Who needs one?
Everybody should undergo a complete colonoscopy by the time they turn 50. By this age, the overall risk of developing colorectal cancer increases and early detection is vital for effective treatment. In fact, bowel cancer is the most common internal cancer in South Africa and the second most common cause of cancer-related deaths.
Family history of bowel cancer is very important criteria in assessing your risk for developing this disease and your need for a colonoscopy. Almost all cases of bowel cancer start as polyps that can be identified through a colonoscopy.
Depending on your family history and past medical history, you should have a colonoscopy every five to ten years. You should also consider the procedure if you experience abdominal pain, symptoms of anaemia, rectal bleeding, change of bowel habit and diarrhoea.
If you have an inflammatory bowel disease such as ulcerative colitis and Crohn's disease, or experience unexplained weight loss, you should also consider a colonoscopy.
How is a Colonoscopy performed?
Colonoscopy preparation is an important part of the colonoscopy procedure. Preparation is usually done at home, following directions given to you in our rooms.
The aim of colonoscopy preparation is to eliminate all faecal matter from the colon so that we can conduct the colonoscopy with a very clear view of the intestinal wall. You will be given oral laxatives two nights before your colonoscopy to start your bowel preparation.
Although you may eat breakfast the day before your colonoscopy, you will need to be on a fluid diet for the rest of the day. You will be encouraged to drink water throughout the day, and four glasses of a medicine called Picoprep will have to be drunk every two hours from midday until 18h00 to clean the colon. The medicine will be provided to you in sachet form and must be dissolved in hot water and allowed to cool before drinking.
It is imperative that you drink a large amount of fluid before your colonoscopy to prevent dehydration.
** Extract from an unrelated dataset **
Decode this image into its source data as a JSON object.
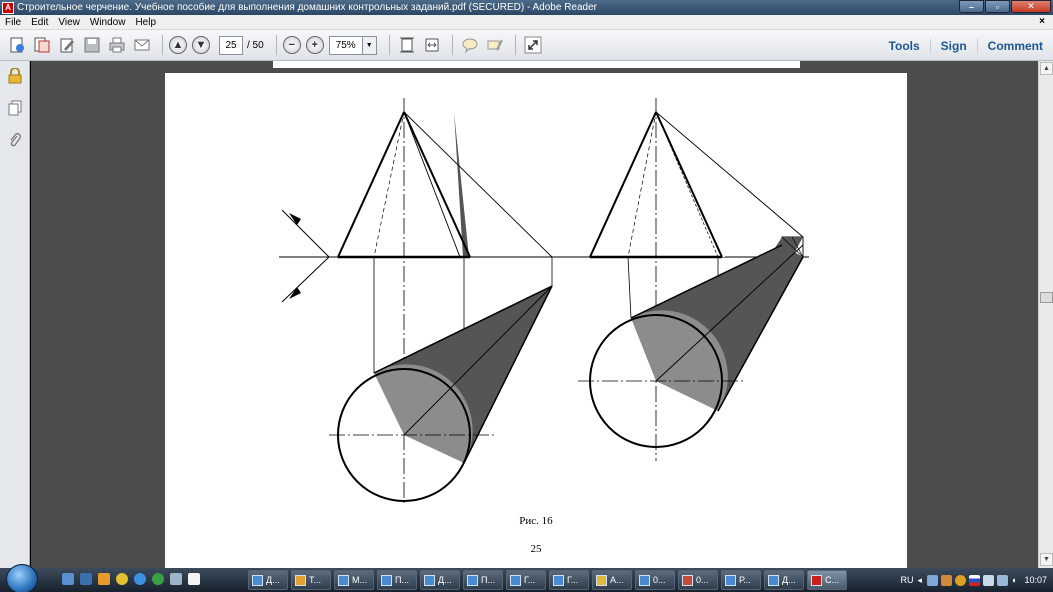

Your colonoscopy will be performed in our private practice rooms at Fairfield Medical Suites in Claremont. This reduces the cost of hospitalisation and anaesthetist fees associated with an in-hospital colonoscopy procedure. If, however, you are at risk of medical complications, the procedure may be performed in hospital.
You will be given conscious sedation during the colonoscopy procedure. Dr Elliot will first inflate your bowel with air to allow for a better view of your colon before inserting a small, tube-like instrument into your rectum with an attached camera. This will allow him to examine your bowels and remove tissue for testing if necessary. The colonoscopy should take 30-45 minutes to complete, and you will be allowed to return home an hour afterwards.